Consumer reaction to food and health : a longitudinal study of U.K. consumer behaviour and attitudes towards health, with particular reference to food purchasing and consumption habits, product quality, nutritional composition, ingredients and production methods

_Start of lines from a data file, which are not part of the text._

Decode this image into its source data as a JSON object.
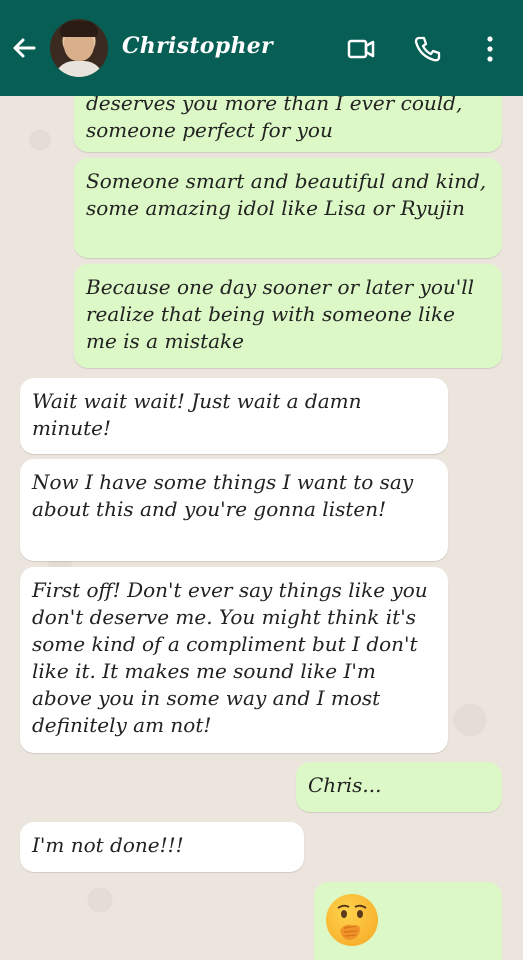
{
  "header": {
    "contact_name": "Christopher",
    "icons": [
      "back-arrow-icon",
      "avatar",
      "video-call-icon",
      "phone-icon",
      "more-options-icon"
    ]
  },
  "messages": [
    {
      "direction": "outgoing",
      "text": "deserves you more than I ever could, someone perfect for you"
    },
    {
      "direction": "outgoing",
      "text": "Someone smart and beautiful and kind, some amazing idol like Lisa or Ryujin"
    },
    {
      "direction": "outgoing",
      "text": "Because one day sooner or later you'll realize that being with someone like me is a mistake"
    },
    {
      "direction": "incoming",
      "text": "Wait wait wait! Just wait a damn minute!"
    },
    {
      "direction": "incoming",
      "text": "Now I have some things I want to say about this and you're gonna listen!"
    },
    {
      "direction": "incoming",
      "text": "First off! Don't ever say things like you don't deserve me. You might think it's some kind of a compliment but I don't like it. It makes me sound like I'm above you in some way and I most definitely am not!"
    },
    {
      "direction": "outgoing",
      "text": "Chris..."
    },
    {
      "direction": "incoming",
      "text": "I'm not done!!!"
    },
    {
      "direction": "outgoing",
      "text": "",
      "emoji": "face-with-hand-over-mouth-emoji"
    }
  ],
  "colors": {
    "header": "#075e54",
    "outgoing_bubble": "#dcf8c6",
    "incoming_bubble": "#ffffff",
    "background": "#ece5dd"
  }
}
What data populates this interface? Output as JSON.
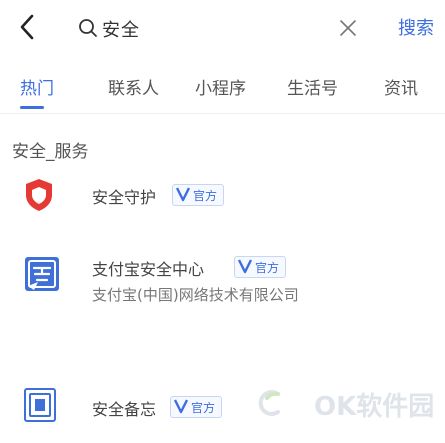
{
  "header": {
    "search_query": "安全",
    "search_label": "搜索"
  },
  "tabs": [
    {
      "label": "热门",
      "active": true
    },
    {
      "label": "联系人",
      "active": false
    },
    {
      "label": "小程序",
      "active": false
    },
    {
      "label": "生活号",
      "active": false
    },
    {
      "label": "资讯",
      "active": false
    }
  ],
  "section": {
    "title": "安全_服务"
  },
  "results": [
    {
      "name": "安全守护",
      "badge": "官方",
      "icon": "shield-icon"
    },
    {
      "name": "支付宝安全中心",
      "badge": "官方",
      "subtitle": "支付宝(中国)网络技术有限公司",
      "icon": "security-center-icon"
    },
    {
      "name": "安全备忘",
      "badge": "官方",
      "icon": "memo-icon"
    }
  ],
  "watermark": "OK软件园",
  "colors": {
    "accent": "#3d6ee0",
    "shield_red": "#e53935",
    "mini_blue": "#3f6fd8"
  }
}
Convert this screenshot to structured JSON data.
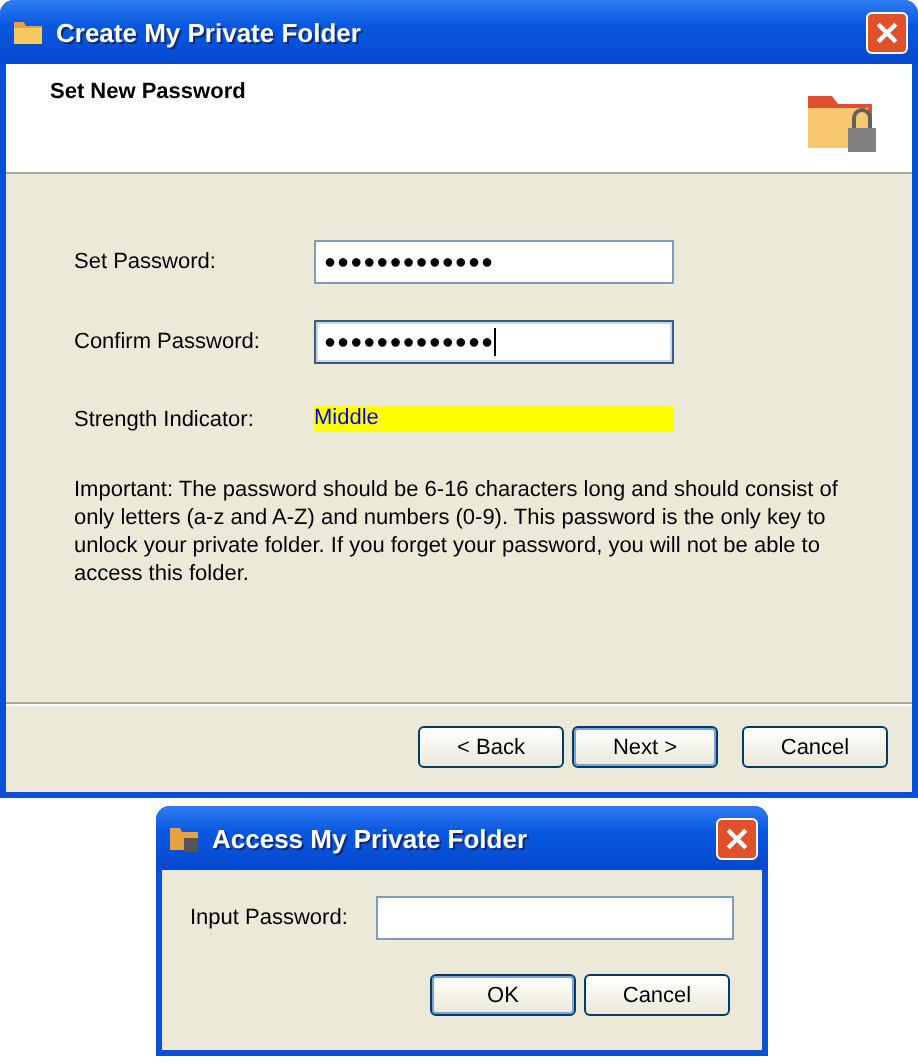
{
  "main_dialog": {
    "title": "Create My Private Folder",
    "header": "Set New Password",
    "fields": [
      {
        "label": "Set Password:",
        "value": "●●●●●●●●●●●●●",
        "focused": false
      },
      {
        "label": "Confirm Password:",
        "value": "●●●●●●●●●●●●●",
        "focused": true
      }
    ],
    "strength": {
      "label": "Strength Indicator:",
      "value": "Middle",
      "color": "#ffff00"
    },
    "note": "Important: The password should be 6-16 characters long and should consist of only letters (a-z and A-Z) and numbers (0-9). This password is the only key to unlock your private folder. If you forget your password, you will not be able to access this folder.",
    "buttons": [
      {
        "label": "< Back",
        "default": false
      },
      {
        "label": "Next >",
        "default": true
      },
      {
        "label": "Cancel",
        "default": false
      }
    ]
  },
  "access_dialog": {
    "title": "Access My Private Folder",
    "field": {
      "label": "Input Password:"
    },
    "buttons": [
      {
        "label": "OK",
        "default": true
      },
      {
        "label": "Cancel",
        "default": false
      }
    ]
  }
}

Consumers have increasing choice in food products and within the social environment of today's consumer, the factors of demand are increasingly complex. Food is no longer simply a primary necessity for survival, it is a leisure and family activity, the participation in which, takes up a considerable amount of time. Today, food is a social and a political issue - something about which people have opinions, be it food quality, healthiness, or the food supply itself. It is also central to consumer's self-image. There is a large sector of the economy which supplies food demand, and this sector is itself now under considerable scrutiny from the consumer. This thesis examines consumer behaviour and attitudes towards food, with particular reference to the health aspects of food issues. It describes a programme of qualitative and quantitative research - group discussions, personal interviews and postal questionnaires. The programme examines milk (particularly low fat milk) as a diet and health case study; knowledge about food; attitudes towards food; the food industry and related issues; shopping behaviour and eating habits. It is important to both the consumer and the supplier of food, that consumer behaviour and attitudes are understood as fully as possible. This research highlights the misunderstandings between consumer and producer, emphasises the mistrust of the consumer for the producer and concludes with the need for communication between them. The thesis discusses the background to diet and health as an issue, describes the development of the current consumer environment and gives a profile of today's consumer. It then goes on to detail the research - two quantitative surveys, each undertaken over two years and a series of group discussions. The final section summarises the findings of each individual piece of the programme as a whole for various groups: food Oroducers; food manufacturers; food retailers; advertisers; the media; health professionals; the consumer; consumer organisations and government.